“Does the CCPA apply to my business?”
This is the first question executives and managers ask when they learn about the California Consumer Privacy Act (CCPA). As with the European Union’s General Data Protection Regulation (GDPR), becoming CCPA compliant can seem very burdensome at first—the law introduces several new rights and privacy protections for consumers, and forces businesses to change their data privacy practices. Because of this, it’s common for business leaders to quickly conclude that the California law doesn’t apply to their company, even when it does.
Here we’ll review in depth the criteria for determining if a business must comply with the CCPA, and apply those criteria to a few examples.
In statutory terms, it all comes down to whether your company falls within the CCPA’s definition of a “business.” If it does, then the CCPA applies and you are required to be compliant. The definition has three major components a company must meet in order to be considered a business.
Whether or not your company is a for-profit entity should be pretty obvious. What may not be obvious is what it means to “do business” in California. The CCPA provides no definition for this term, but the California Attorney General has stated that it “should be given meaning according to the plain language of the words and other California law.” Given the broadness of the term’s wording, it should be interpreted broadly. A one-time-only transaction may not qualify, but any regular and repeated commercial activity within the state is likely to be considered “doing business.”
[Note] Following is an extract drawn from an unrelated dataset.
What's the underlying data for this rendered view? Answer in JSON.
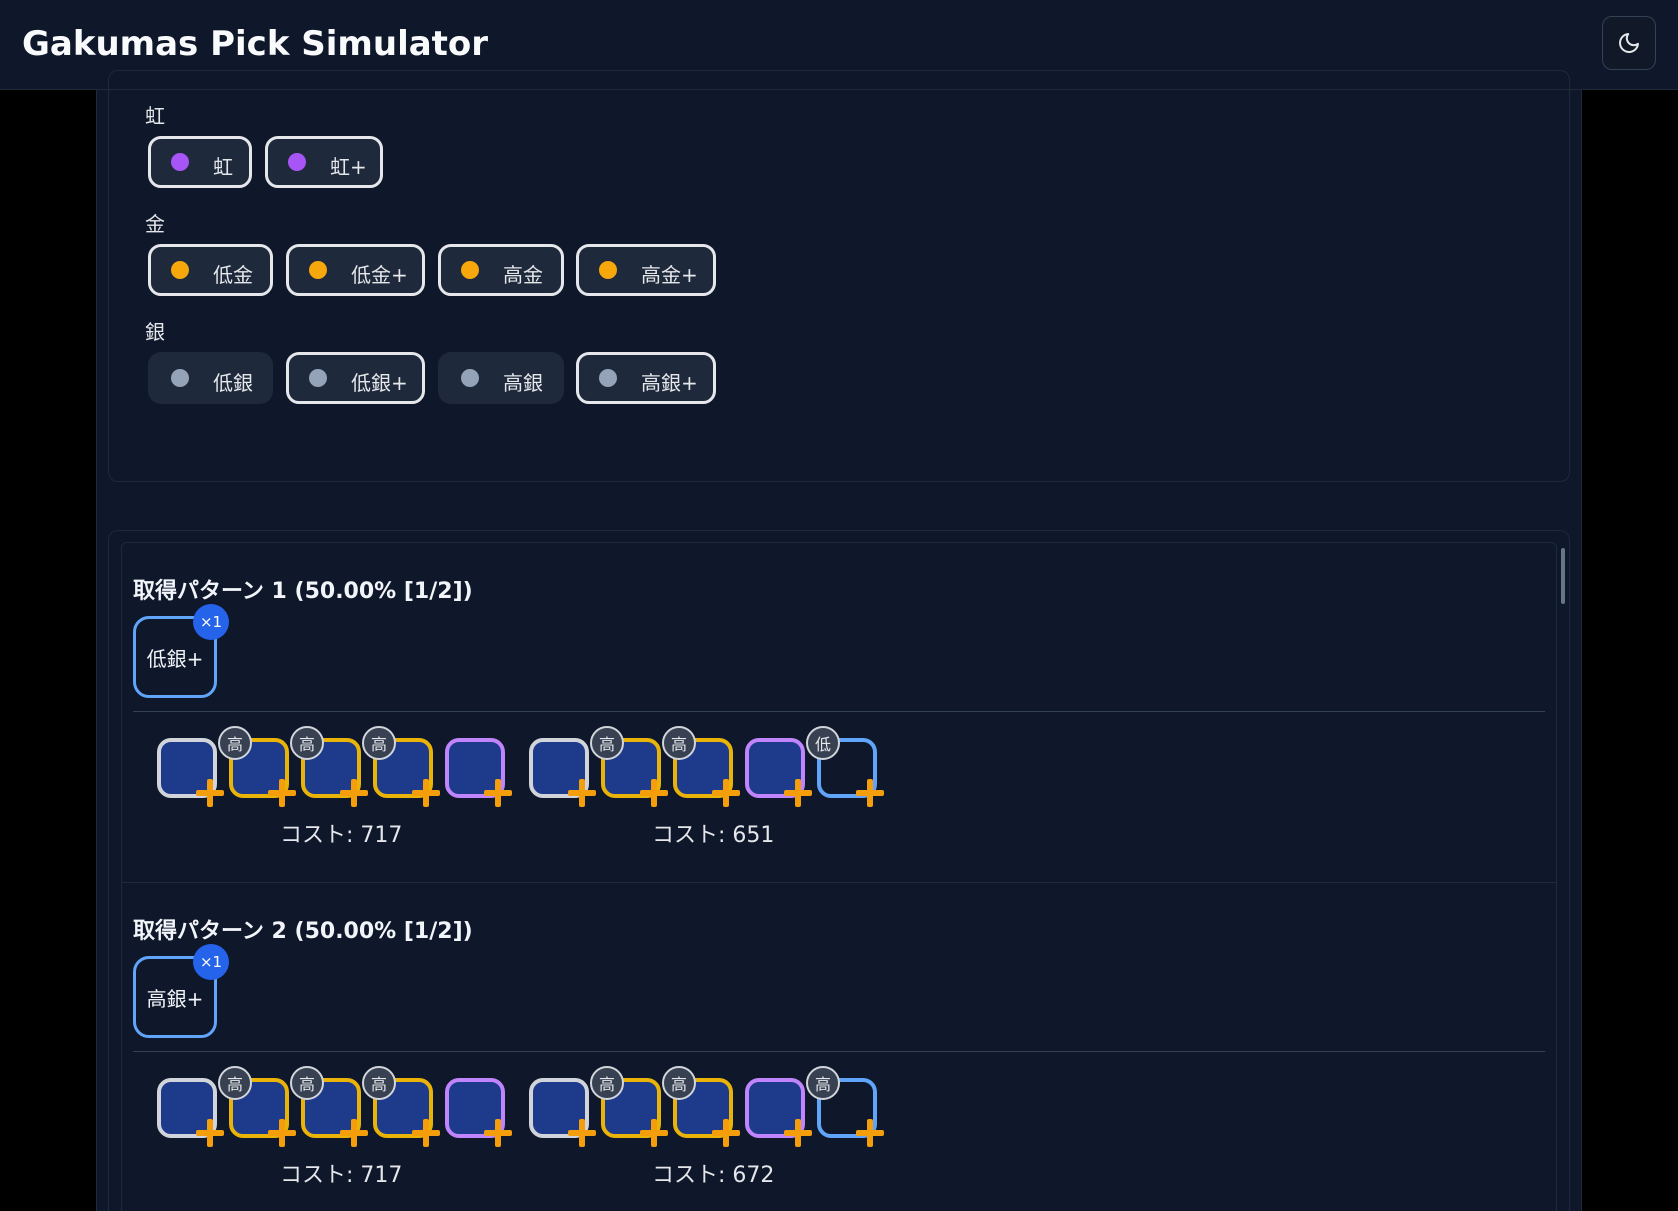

In the CCPA, “consumer” means a California resident, as defined for tax purposes. “Personal information” is very broadly defined, and can be roughly summarized as any personal data that can be associated with a particular consumer. “Collecting” means receiving or obtaining in any way, actively or passively. Taking all these definitions together, “collecting consumers’ personal information” covers a lot of everyday business activities, especially for businesses with any kind of online presence. For example, a business collects consumers’ personal information when it saves website users’ IP addresses, assuming the users are Californians.
This is the most straightforward of the three threshold requirements, but note that the revenue does not have to come from California. All global revenues count toward the $25 million.
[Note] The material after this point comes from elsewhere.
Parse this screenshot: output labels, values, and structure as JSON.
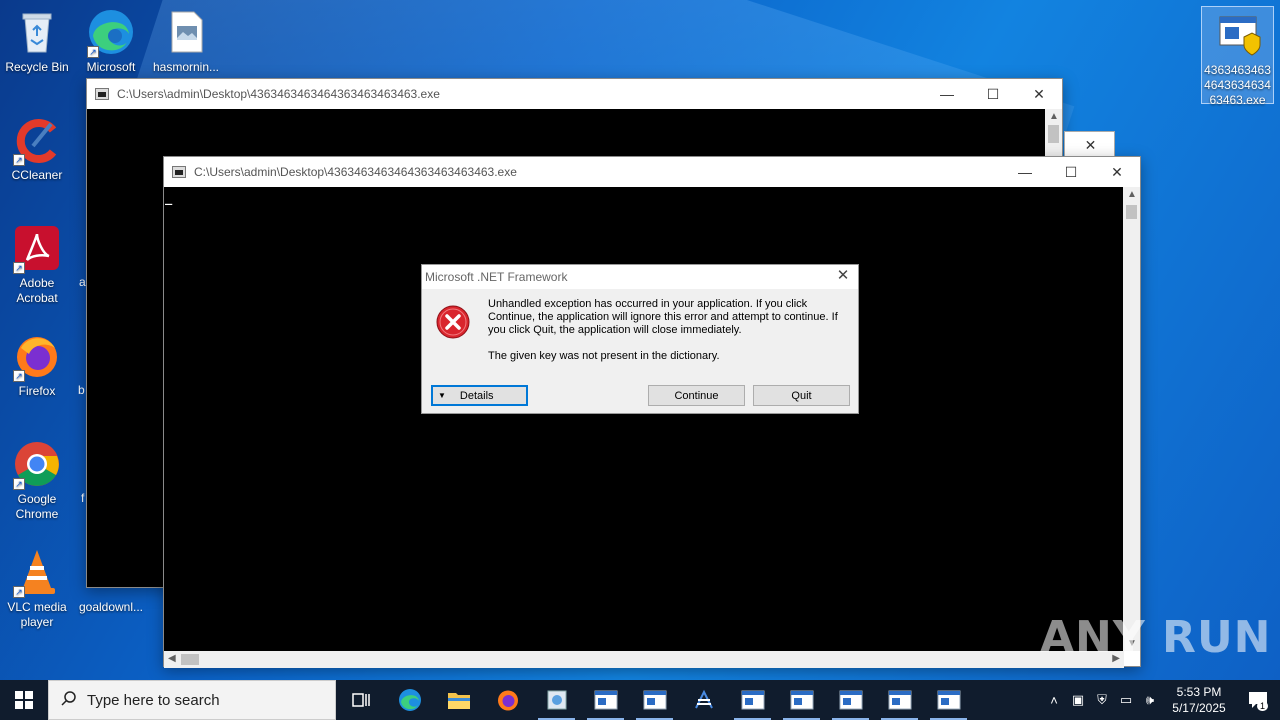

Because companies tend to collect far more personal information than they are aware of, this threshold covers many businesses that may not realize it. "Sharing" personal information includes using interest-based advertising, so each unique visitor to your website counts toward this total.
The use of behavioral or interest-based advertising is considered a sale of personal information (or “sharing,” as it’s called by the CPRA), so any revenue that is connected to interest-based advertising should be included in this calculation. For example, if a retailer makes a sale after a customer clicks on a retargeting ad, that revenue is “derived” from selling or sharing consumers’ personal information.
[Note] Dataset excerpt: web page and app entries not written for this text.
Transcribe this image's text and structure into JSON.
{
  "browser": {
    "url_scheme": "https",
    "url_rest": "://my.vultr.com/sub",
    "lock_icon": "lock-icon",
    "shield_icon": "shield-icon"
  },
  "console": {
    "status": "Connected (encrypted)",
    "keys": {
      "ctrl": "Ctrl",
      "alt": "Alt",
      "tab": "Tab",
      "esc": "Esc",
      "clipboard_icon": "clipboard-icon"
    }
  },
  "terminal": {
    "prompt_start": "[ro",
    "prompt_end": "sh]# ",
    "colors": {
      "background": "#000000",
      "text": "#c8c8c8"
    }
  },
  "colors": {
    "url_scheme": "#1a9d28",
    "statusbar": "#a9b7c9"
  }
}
The most common argument companies make against having to become CCPA compliant is that they are located outside of California, so the law doesn’t apply to them. It’s important to debunk this argument and state clearly that the CCPA can apply to businesses outside of California and even outside the United States.
This is because the issue is not about where the business itself is located, but where it is collecting personal information and from whom. The business could be based in Texas or Taiwan, but if it collects personal information from Californians while they are in California, it must comply with the CCPA.
Learn more about the geographical reach of the CCPA.
Many businesses, especially those located outside the state of California, underestimate the reach of the CCPA. Due to the nature of doing business online, the California law can easily apply to companies all over the world. In the following examples, all of the businesses must comply with the CCPA.
Company A is an independent clothing retailer based in Oregon. It ships products nationwide, including to California. It has less than $25 million in gross annual revenues, but over 100,000 people in California visit its website every year. It uses tracking technology to retarget those visitors on other sites.
Company A falls within the jurisdiction of the CCPA because it does business in California and annually shares the personal information of more than 100,000 consumers. (Its advertising practices are considered sharing.)
Company B is an electronics retailer based in Minnesota. It ships products to California and has over $40 million in gross annual revenues. It uses retargeting to place advertisements on other websites for products that consumers browsed but did not purchase on their own website.
The CCPA applies to Company B because it does business in California, collects personal information, and has annual gross revenues exceeding $25 million. It collects personal information to complete transactions, track website visitors, and likely for marketing purposes as well. Not only that, its use of retargeting is considered a sale of personal information under the CCPA.
In all the examples above, the businesses should be CCPA compliant. That means making the required disclosures in their privacy policies as well as responding to consumer requests, like requests to know and deletion requests. Company B also must give consumers a way to opt out of the sale of their personal information and include a “Do Not Sell My Personal Information” link on its homepage. The rules for implementing each of these changes are complex, and businesses can easily spend months trying to become CCPA compliant on their own.
TrueVault is an automation tool that lets your business become fully CCPA compliant in as little as a few hours, without the major expense of hiring a law firm or consultant. Contact our team to learn more.
Read more about the California Consumer Privacy Act in our Complete CCPA Guide.
Disclaimer: This content is provided for general informational purposes only and does not constitute legal advice. This content is not a substitute for obtaining legal advice from a licensed attorney. The information on this page may be changed without notice and is not guaranteed to be complete, correct or up-to-date, and may not reflect the most current legal developments.